- **DESCRIPTION OF THE TASK**
Copy out the entries that follow exactly, leaving every picture behind.

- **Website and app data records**
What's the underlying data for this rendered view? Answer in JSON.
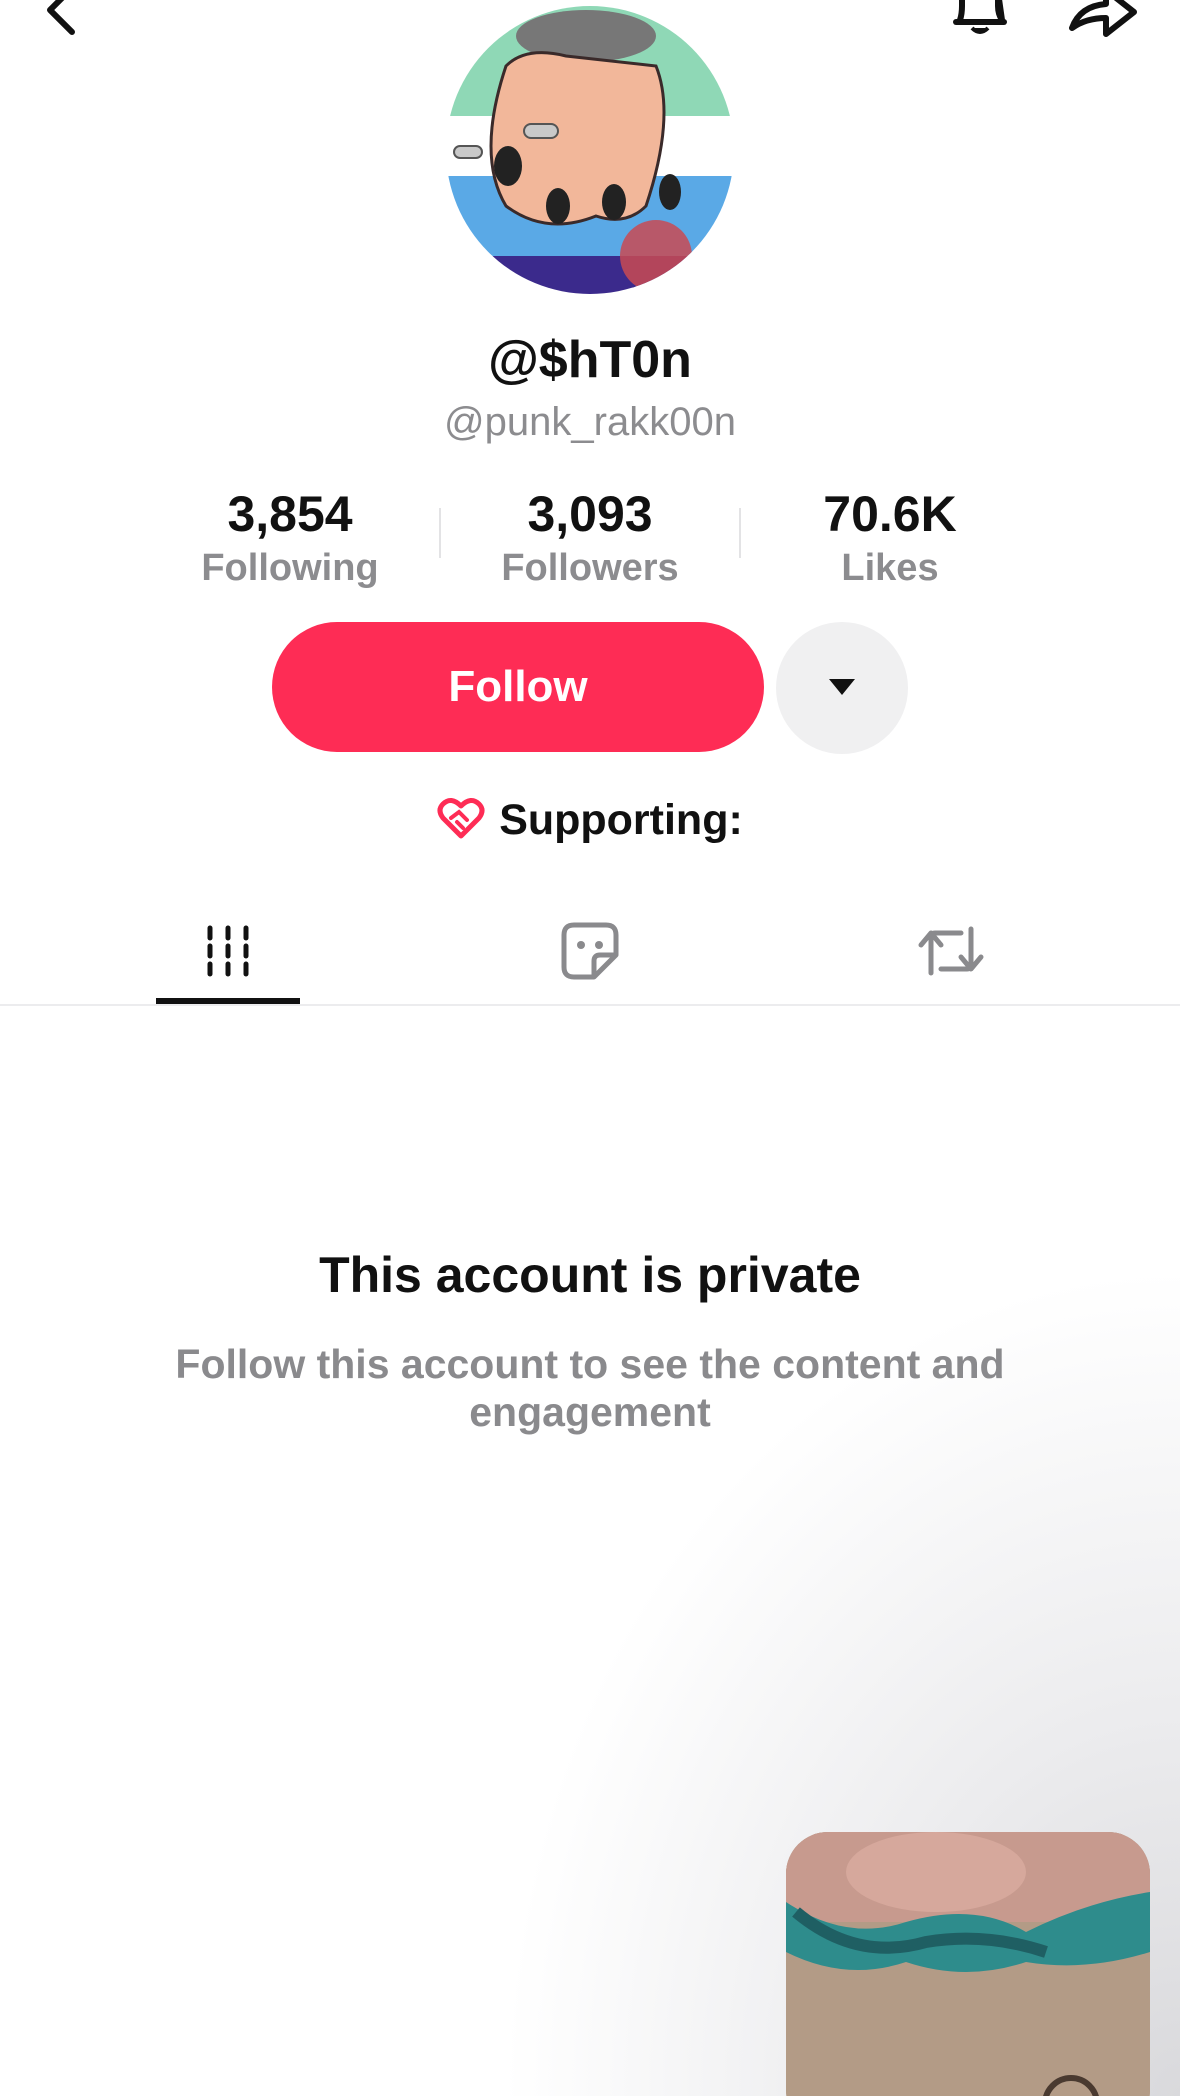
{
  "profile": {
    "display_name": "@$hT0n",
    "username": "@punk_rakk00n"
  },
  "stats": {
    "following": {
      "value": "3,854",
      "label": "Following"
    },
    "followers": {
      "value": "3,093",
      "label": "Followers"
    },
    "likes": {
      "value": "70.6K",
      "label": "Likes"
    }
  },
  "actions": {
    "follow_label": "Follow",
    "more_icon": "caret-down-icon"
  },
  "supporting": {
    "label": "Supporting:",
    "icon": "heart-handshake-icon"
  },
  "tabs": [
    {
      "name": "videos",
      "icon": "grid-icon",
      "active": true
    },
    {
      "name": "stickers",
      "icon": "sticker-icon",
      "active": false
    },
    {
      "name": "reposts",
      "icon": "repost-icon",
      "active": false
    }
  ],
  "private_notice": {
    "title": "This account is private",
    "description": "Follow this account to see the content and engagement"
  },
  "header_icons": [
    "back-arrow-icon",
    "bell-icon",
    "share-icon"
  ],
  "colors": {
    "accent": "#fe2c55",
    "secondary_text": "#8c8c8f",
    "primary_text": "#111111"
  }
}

- **TASK RESULT**
What's the underlying data for this rendered view? Answer in JSON.
{
  "profile": {
    "display_name": "@$hT0n",
    "username": "@punk_rakk00n"
  },
  "stats": {
    "following": {
      "value": "3,854",
      "label": "Following"
    },
    "followers": {
      "value": "3,093",
      "label": "Followers"
    },
    "likes": {
      "value": "70.6K",
      "label": "Likes"
    }
  },
  "actions": {
    "follow_label": "Follow",
    "more_icon": "caret-down-icon"
  },
  "supporting": {
    "label": "Supporting:",
    "icon": "heart-handshake-icon"
  },
  "tabs": [
    {
      "name": "videos",
      "icon": "grid-icon",
      "active": true
    },
    {
      "name": "stickers",
      "icon": "sticker-icon",
      "active": false
    },
    {
      "name": "reposts",
      "icon": "repost-icon",
      "active": false
    }
  ],
  "private_notice": {
    "title": "This account is private",
    "description": "Follow this account to see the content and engagement"
  },
  "header_icons": [
    "back-arrow-icon",
    "bell-icon",
    "share-icon"
  ],
  "colors": {
    "accent": "#fe2c55",
    "secondary_text": "#8c8c8f",
    "primary_text": "#111111"
  }
}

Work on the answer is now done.